Anyone who has traveled out of the US has been told horror stories of the disgusting creatures that await them. Take a nice trip to Brazil for some sightseeing, for example, and you might find yourself at the mercy of a small, intracellular protozoan parasite of the genus Leishmania.
There are many species of Leishmania living all over the world, from Saudi Arabia to Texas. No one's entirely sure how the parasites ended up in such diverse locations, or where they originated, but wherever there are sand flies, there is Leishmania. Like many parasites, it has a fairly complicated life, full of developmental stages and alternate hosts. Here's a good explanatory figure:
Leishmania is a fascinating parasite because it actively lives in our immune cells. First it must be injested by a sand fly, which feeds on human blood like a mosquito. Once inside the fly, it changes form and creates a very strange substance called "promastigote secretory gel." The gel serves a very important purpose - it blockades the gut of the sand fly. For the fly to feed during its next meal, it must throw up this gel, which, conveniently, carries the parasites into the human host. There, the parasites wriggle their way inside our macrophages and reproduce. In short, they takes our best anti-parasite weaponry and turn them into comfy homes. How it does this has been a question of scientists for years.

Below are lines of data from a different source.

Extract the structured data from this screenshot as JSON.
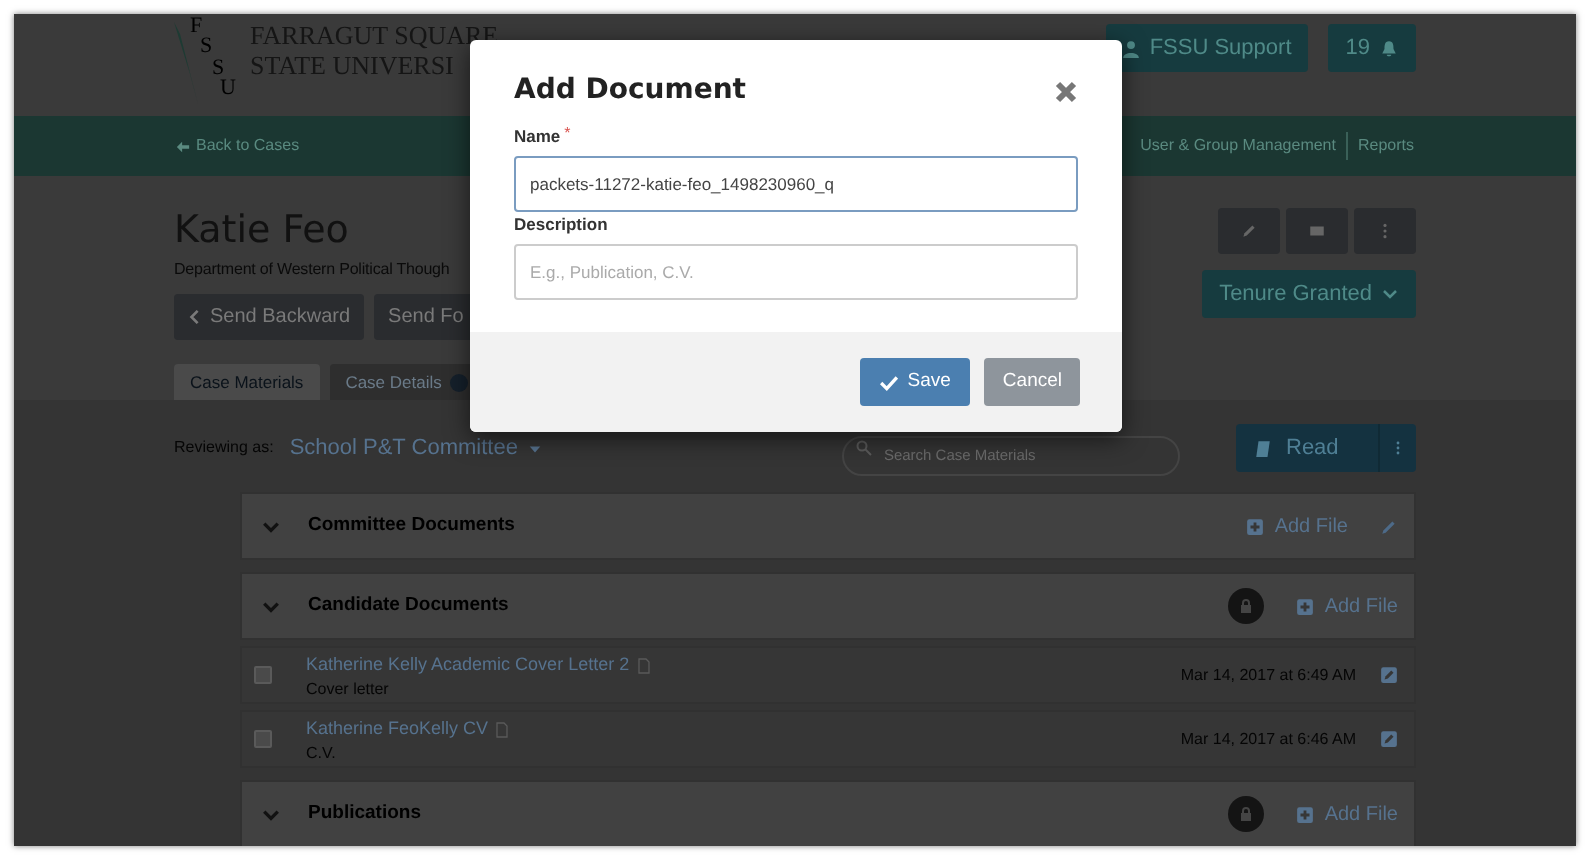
{
  "header": {
    "logo_letters": [
      "F",
      "S",
      "S",
      "U"
    ],
    "logo_lines": [
      "FARRAGUT SQUARE",
      "STATE UNIVERSI"
    ],
    "support_button": "FSSU Support",
    "notification_count": "19"
  },
  "nav": {
    "back_link": "Back to Cases",
    "links": [
      "User & Group Management",
      "Reports"
    ]
  },
  "case": {
    "name": "Katie Feo",
    "department": "Department of Western Political Though",
    "actions": [
      "Send Backward",
      "Send Fo"
    ],
    "status": "Tenure Granted"
  },
  "tabs": [
    {
      "label": "Case Materials",
      "selected": true
    },
    {
      "label": "Case Details",
      "selected": false
    }
  ],
  "reviewing": {
    "label": "Reviewing as:",
    "value": "School P&T Committee"
  },
  "search": {
    "placeholder": "Search Case Materials"
  },
  "read_button": "Read",
  "sections": [
    {
      "title": "Committee Documents",
      "locked": false,
      "editable": true,
      "add_label": "Add File"
    },
    {
      "title": "Candidate Documents",
      "locked": true,
      "editable": false,
      "add_label": "Add File",
      "files": [
        {
          "name": "Katherine Kelly Academic Cover Letter 2",
          "type": "Cover letter",
          "date": "Mar 14, 2017 at 6:49 AM",
          "checked": false
        },
        {
          "name": "Katherine FeoKelly CV",
          "type": "C.V.",
          "date": "Mar 14, 2017 at 6:46 AM",
          "checked": false
        }
      ]
    },
    {
      "title": "Publications",
      "locked": true,
      "editable": false,
      "add_label": "Add File"
    }
  ],
  "modal": {
    "title": "Add Document",
    "fields": [
      {
        "label": "Name",
        "required_mark": "*",
        "value": "packets-11272-katie-feo_1498230960_q"
      },
      {
        "label": "Description",
        "placeholder": "E.g., Publication, C.V."
      }
    ],
    "save_button": "Save",
    "cancel_button": "Cancel"
  }
}
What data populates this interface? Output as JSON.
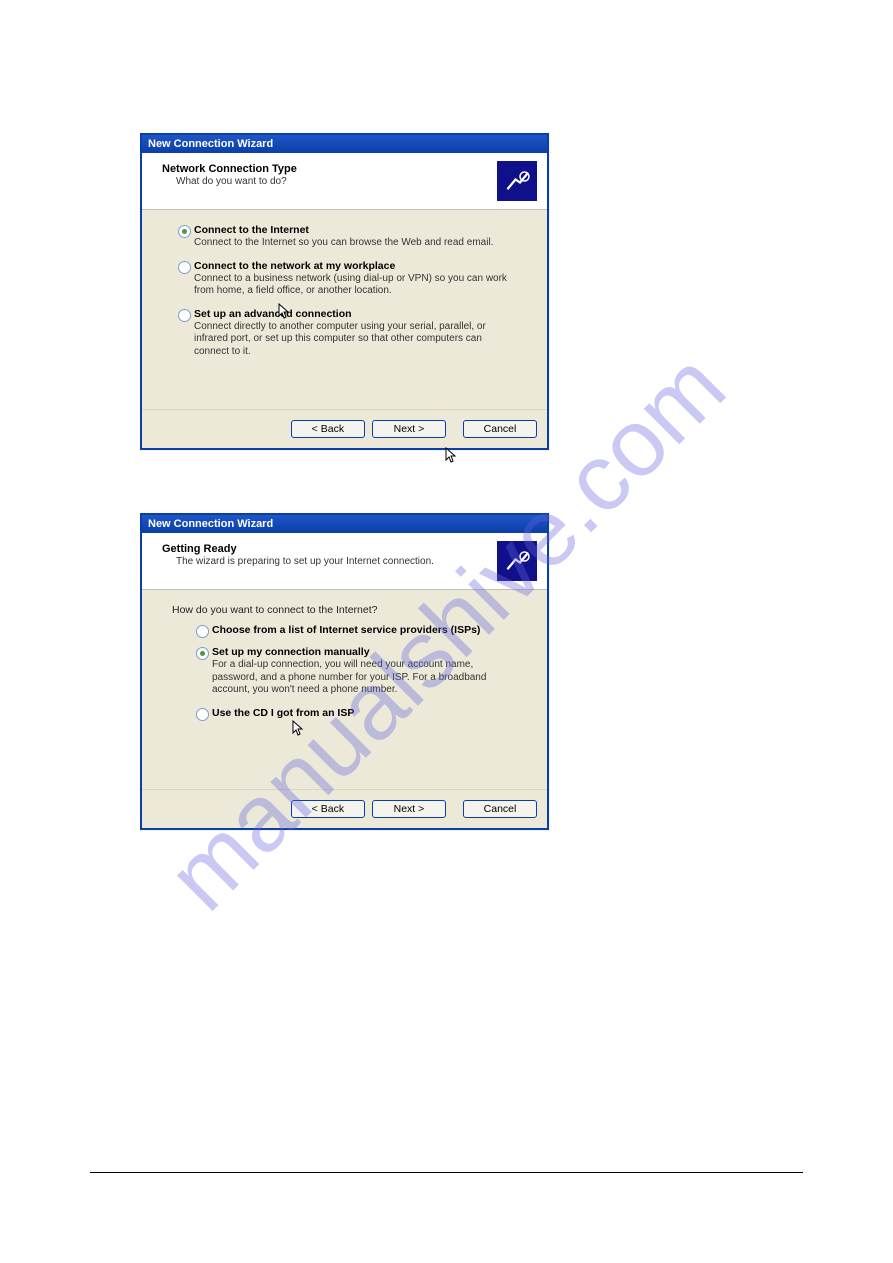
{
  "watermark": "manualshive.com",
  "wizard1": {
    "title": "New Connection Wizard",
    "header_title": "Network Connection Type",
    "header_sub": "What do you want to do?",
    "options": [
      {
        "label": "Connect to the Internet",
        "desc": "Connect to the Internet so you can browse the Web and read email."
      },
      {
        "label": "Connect to the network at my workplace",
        "desc": "Connect to a business network (using dial-up or VPN) so you can work from home, a field office, or another location."
      },
      {
        "label": "Set up an advanced connection",
        "desc": "Connect directly to another computer using your serial, parallel, or infrared port, or set up this computer so that other computers can connect to it."
      }
    ],
    "buttons": {
      "back": "< Back",
      "next": "Next >",
      "cancel": "Cancel"
    }
  },
  "wizard2": {
    "title": "New Connection Wizard",
    "header_title": "Getting Ready",
    "header_sub": "The wizard is preparing to set up your Internet connection.",
    "question": "How do you want to connect to the Internet?",
    "options": [
      {
        "label": "Choose from a list of Internet service providers (ISPs)",
        "desc": ""
      },
      {
        "label": "Set up my connection manually",
        "desc": "For a dial-up connection, you will need your account name, password, and a phone number for your ISP. For a broadband account, you won't need a phone number."
      },
      {
        "label": "Use the CD I got from an ISP",
        "desc": ""
      }
    ],
    "buttons": {
      "back": "< Back",
      "next": "Next >",
      "cancel": "Cancel"
    }
  }
}
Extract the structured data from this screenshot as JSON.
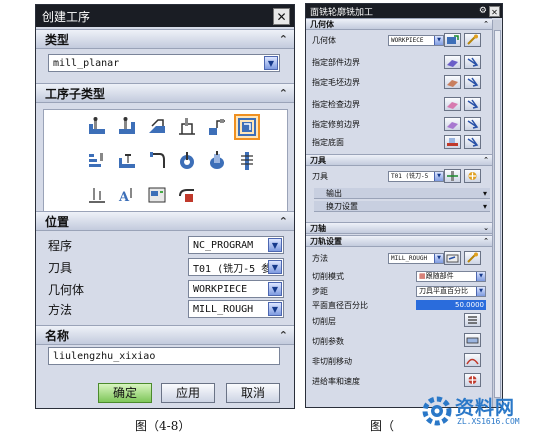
{
  "left_dialog": {
    "title": "创建工序",
    "sections": {
      "type": "类型",
      "subtype": "工序子类型",
      "location": "位置",
      "name": "名称"
    },
    "type_value": "mill_planar",
    "location": [
      {
        "label": "程序",
        "value": "NC_PROGRAM"
      },
      {
        "label": "刀具",
        "value": "T01 (铣刀-5 参"
      },
      {
        "label": "几何体",
        "value": "WORKPIECE"
      },
      {
        "label": "方法",
        "value": "MILL_ROUGH"
      }
    ],
    "name_value": "liulengzhu_xixiao",
    "buttons": {
      "ok": "确定",
      "apply": "应用",
      "cancel": "取消"
    }
  },
  "right_dialog": {
    "title": "面铣轮廓铣加工",
    "sections": {
      "geometry": "几何体",
      "tool": "刀具",
      "axis": "刀轴",
      "path": "刀轨设置"
    },
    "geometry": {
      "label": "几何体",
      "value": "WORKPIECE",
      "rows": [
        "指定部件边界",
        "指定毛坯边界",
        "指定检查边界",
        "指定修剪边界",
        "指定底面"
      ]
    },
    "tool": {
      "label": "刀具",
      "value": "T01 (铣刀-5",
      "subs": [
        "输出",
        "换刀设置"
      ]
    },
    "path": {
      "method_label": "方法",
      "method_value": "MILL_ROUGH",
      "pattern_label": "切削模式",
      "pattern_value": "跟随部件",
      "step_label": "步距",
      "step_value": "刀具平直百分比",
      "pct_label": "平面直径百分比",
      "pct_value": "50.0000",
      "rows": [
        "切削层",
        "切削参数",
        "非切削移动",
        "进给率和速度"
      ]
    }
  },
  "captions": {
    "left": "图（4-8）",
    "right": "图（"
  },
  "watermark": {
    "text": "资料网",
    "url": "ZL.XS1616.COM"
  },
  "colors": {
    "titlebar": "#1a1d24",
    "panel": "#d6dbe8",
    "ok_button": "#7fc65a",
    "selected_icon": "#f09020",
    "watermark": "#2a78c8"
  }
}
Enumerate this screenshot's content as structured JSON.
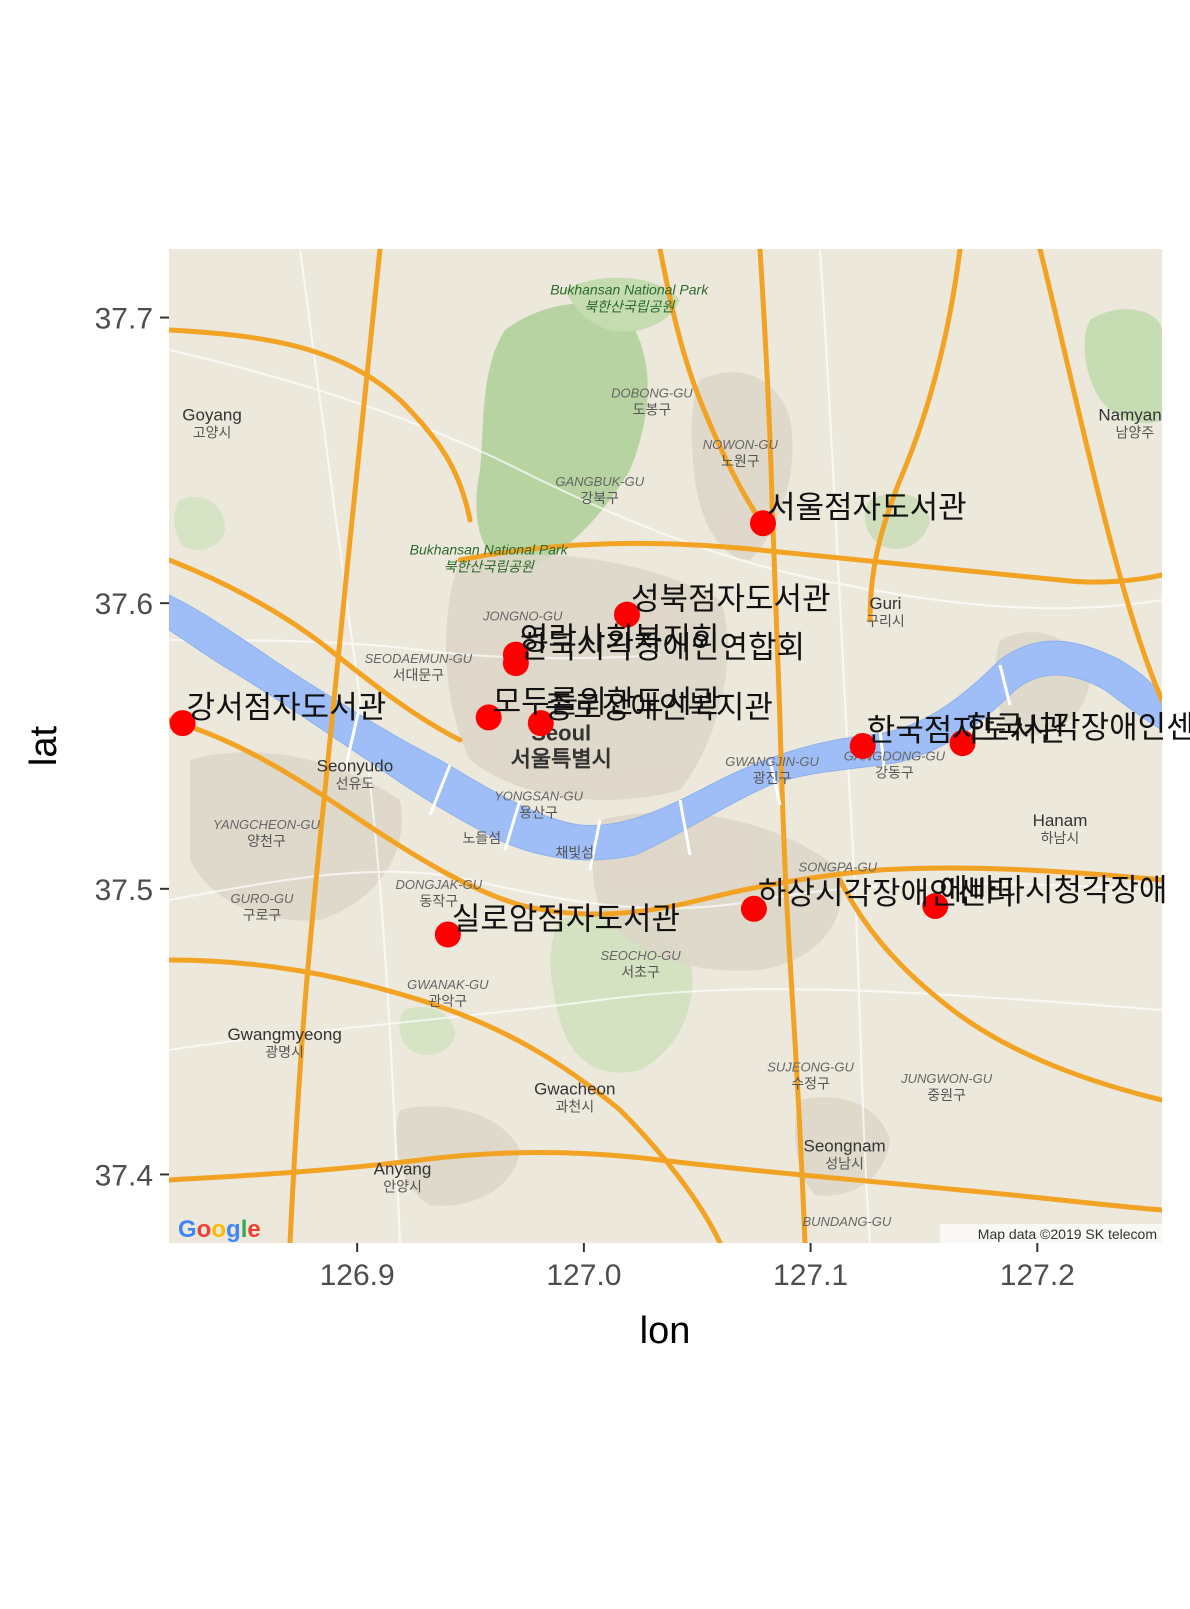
{
  "chart_data": {
    "type": "scatter",
    "xlabel": "lon",
    "ylabel": "lat",
    "xlim": [
      126.817,
      127.255
    ],
    "ylim": [
      37.376,
      37.724
    ],
    "xticks": [
      126.9,
      127.0,
      127.1,
      127.2
    ],
    "xtick_labels": [
      "126.9",
      "127.0",
      "127.1",
      "127.2"
    ],
    "yticks": [
      37.4,
      37.5,
      37.6,
      37.7
    ],
    "ytick_labels": [
      "37.4",
      "37.5",
      "37.6",
      "37.7"
    ],
    "point_color": "#ff0000",
    "points": [
      {
        "label": "서울점자도서관",
        "lon": 127.079,
        "lat": 37.628
      },
      {
        "label": "성북점자도서관",
        "lon": 127.019,
        "lat": 37.596
      },
      {
        "label": "영락사회복지회",
        "lon": 126.97,
        "lat": 37.582
      },
      {
        "label": "한국시각장애인연합회",
        "lon": 126.97,
        "lat": 37.579
      },
      {
        "label": "강서점자도서관",
        "lon": 126.823,
        "lat": 37.558
      },
      {
        "label": "모두를위한도서관",
        "lon": 126.958,
        "lat": 37.56
      },
      {
        "label": "종로장애인복지관",
        "lon": 126.981,
        "lat": 37.558
      },
      {
        "label": "한국점자도서관",
        "lon": 127.123,
        "lat": 37.55
      },
      {
        "label": "한국시각장애인센터",
        "lon": 127.167,
        "lat": 37.551
      },
      {
        "label": "실로암점자도서관",
        "lon": 126.94,
        "lat": 37.484
      },
      {
        "label": "하상시각장애인센터",
        "lon": 127.075,
        "lat": 37.493
      },
      {
        "label": "에바다시청각장애",
        "lon": 127.155,
        "lat": 37.494
      }
    ]
  },
  "map": {
    "attribution": "Map data ©2019 SK telecom",
    "logo": "Google",
    "places": [
      {
        "name": "Bukhansan National Park",
        "ko": "북한산국립공원",
        "kind": "park",
        "lon": 127.02,
        "lat": 37.708
      },
      {
        "name": "Bukhansan National Park",
        "ko": "북한산국립공원",
        "kind": "park",
        "lon": 126.958,
        "lat": 37.617
      },
      {
        "name": "Goyang",
        "ko": "고양시",
        "kind": "city",
        "lon": 126.836,
        "lat": 37.664
      },
      {
        "name": "DOBONG-GU",
        "ko": "도봉구",
        "kind": "dist",
        "lon": 127.03,
        "lat": 37.672
      },
      {
        "name": "NOWON-GU",
        "ko": "노원구",
        "kind": "dist",
        "lon": 127.069,
        "lat": 37.654
      },
      {
        "name": "GANGBUK-GU",
        "ko": "강북구",
        "kind": "dist",
        "lon": 127.007,
        "lat": 37.641
      },
      {
        "name": "Namyang",
        "ko": "남양주",
        "kind": "city",
        "lon": 127.243,
        "lat": 37.664
      },
      {
        "name": "JONGNO-GU",
        "ko": "",
        "kind": "dist",
        "lon": 126.973,
        "lat": 37.594
      },
      {
        "name": "SEODAEMUN-GU",
        "ko": "서대문구",
        "kind": "dist",
        "lon": 126.927,
        "lat": 37.579
      },
      {
        "name": "Guri",
        "ko": "구리시",
        "kind": "city",
        "lon": 127.133,
        "lat": 37.598
      },
      {
        "name": "GWANGJIN-GU",
        "ko": "광진구",
        "kind": "dist",
        "lon": 127.083,
        "lat": 37.543
      },
      {
        "name": "GANGDONG-GU",
        "ko": "강동구",
        "kind": "dist",
        "lon": 127.137,
        "lat": 37.545
      },
      {
        "name": "Seonyudo",
        "ko": "선유도",
        "kind": "city",
        "lon": 126.899,
        "lat": 37.541
      },
      {
        "name": "YONGSAN-GU",
        "ko": "용산구",
        "kind": "dist",
        "lon": 126.98,
        "lat": 37.531
      },
      {
        "name": "YANGCHEON-GU",
        "ko": "양천구",
        "kind": "dist",
        "lon": 126.86,
        "lat": 37.521
      },
      {
        "name": "노들섬",
        "ko": "",
        "kind": "small",
        "lon": 126.955,
        "lat": 37.516
      },
      {
        "name": "채빛섬",
        "ko": "",
        "kind": "small",
        "lon": 126.996,
        "lat": 37.511
      },
      {
        "name": "Hanam",
        "ko": "하남시",
        "kind": "city",
        "lon": 127.21,
        "lat": 37.522
      },
      {
        "name": "SONGPA-GU",
        "ko": "",
        "kind": "dist",
        "lon": 127.112,
        "lat": 37.506
      },
      {
        "name": "DONGJAK-GU",
        "ko": "동작구",
        "kind": "dist",
        "lon": 126.936,
        "lat": 37.5
      },
      {
        "name": "GURO-GU",
        "ko": "구로구",
        "kind": "dist",
        "lon": 126.858,
        "lat": 37.495
      },
      {
        "name": "SEOCHO-GU",
        "ko": "서초구",
        "kind": "dist",
        "lon": 127.025,
        "lat": 37.475
      },
      {
        "name": "GWANAK-GU",
        "ko": "관악구",
        "kind": "dist",
        "lon": 126.94,
        "lat": 37.465
      },
      {
        "name": "Gwangmyeong",
        "ko": "광명시",
        "kind": "city",
        "lon": 126.868,
        "lat": 37.447
      },
      {
        "name": "Gwacheon",
        "ko": "과천시",
        "kind": "city",
        "lon": 126.996,
        "lat": 37.428
      },
      {
        "name": "SUJEONG-GU",
        "ko": "수정구",
        "kind": "dist",
        "lon": 127.1,
        "lat": 37.436
      },
      {
        "name": "JUNGWON-GU",
        "ko": "중원구",
        "kind": "dist",
        "lon": 127.16,
        "lat": 37.432
      },
      {
        "name": "Seongnam",
        "ko": "성남시",
        "kind": "city",
        "lon": 127.115,
        "lat": 37.408
      },
      {
        "name": "Anyang",
        "ko": "안양시",
        "kind": "city",
        "lon": 126.92,
        "lat": 37.4
      },
      {
        "name": "BUNDANG-GU",
        "ko": "",
        "kind": "dist",
        "lon": 127.116,
        "lat": 37.382
      }
    ],
    "seoul_label": {
      "name": "Seoul",
      "ko": "서울특별시",
      "lon": 126.99,
      "lat": 37.552
    }
  }
}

What we have found is that first, the parasite does a fantastic job of playing dead. It tends to live inside apoptitic immune cells and use the fact that the immune system doesn't eat them right away to grow and reproduce in peace. But how do they get into cells in the first place?
The most up to date research might just have some clues as to the amazing slight of hand pulled by the protozoans to get inside our immune cells. In a new paper published in PLoS Pathogens, researchers found that the strange gel used to transport the parasites into the human host does more than just aid transmission between fly and blood. Firstly, it attracts far more immune activity than the bite does, and in doing so, gives the parasite a wide variety of cell targets. But the gel does even more - it changes the immune cells' behavior. Instead of creating death-inducing nitrous oxide, the macrophages produce other compounds that the parasites can feed on.
Once in our cells, Leishmania is hard to get rid of. The parasite causes a disease referred to as Leishmaniasis. There are three different types of leishmaniasis: cutaneous, visceral and mucocutaneous. In all cases, the parasite causes tissue damage, often in the form of ulcers or sores. In cutaneous or mucocutaneous forms, these sores are on the surface, and though disgusting, tend to clear up without too much danger to the person. Mucocutaneous is the worse of the two, though, as it leads to infections on the face and terrible disfigurement.
But the disfigurement is nothing compared to the dangers of visceral leishmaniasis. It is the second-largest parasitic killer in the world (only topped by another protozoan parasite: malaria), responsible for about 500,000 cases each year worldwide, with around 10% proving fatal. What happens is that the parasite doesn't stay in the skin. It travels to the internal organs - the liver, spleen and bone marrow - and lives in the cells there.
Infection can seem like many other illnesses at first; fever, weight loss, fatigue, anemia and enlargement of the liver and spleen are all signs of visceral leishmaniasis. The parasite itself rarely kills its host, but in living in immune cells, it opens the person up to secondary infections like pneumonia, tuberculosis, or bacterial infections. In a way, it is very similar to AIDS, depressing the immune system enough that even a common cold can be fatal. And if that's not enough to worry about, treatment can have an unfortunate side effect - pushing the parasite to the surface, causing disfiguring ulcers that are more pervasive than the cutaneous form of infection.
Like so many other parasites, we have yet to find a way to vaccinate or prevent infection with Leishmania except for avoiding the bites of sand flies. As anyone who has tried to avoid mosquitoes knows, this is a hard thing to do, if not impossible, for people living where flies do.
As for science fiction-worthiness, how's this: some suggest that Leishmania might have did in the dinosaurs. Researchers have successfully found ancient parasites in amber-preserved insects. There are even books on dino parasites.
How could these little creatures have wreaked so much havoc? Well, some argue, they were new and invasive back then, and the reptiles didn't have the opportunity to evolve immune defenses. Massive outbreaks causing devastating population decreases and even localized extinctions could have seriously hindered dinosaur species. So it's possible that parasitic overrun might just have contributed to the fall of the great reptiles. Of course, other factors were also in play, but perhaps the parasites gave the final blow which kept dinosaurs from adapting to changing environments.
Rogers, M., Kropf, P., Choi, B., Dillon, R., Podinovskaia, M., Bates, P., & Müller, I. (2009). Proteophosophoglycans Regurgitated by Leishmania-Infected Sand Flies Target the L-Arginine Metabolism of Host Macrophages to Promote Parasite Survival PLoS Pathogens, 5 (8) DOI: 10.1371/journal.ppat.1000555
Poinar Jr, G. (2007). Early Cretaceous trypanosomatids associated with fossil sand fly larvae in Burmese amber Memórias do Instituto Oswaldo Cruz, 102 (5) DOI: 10.1590/S0074-02762007005000070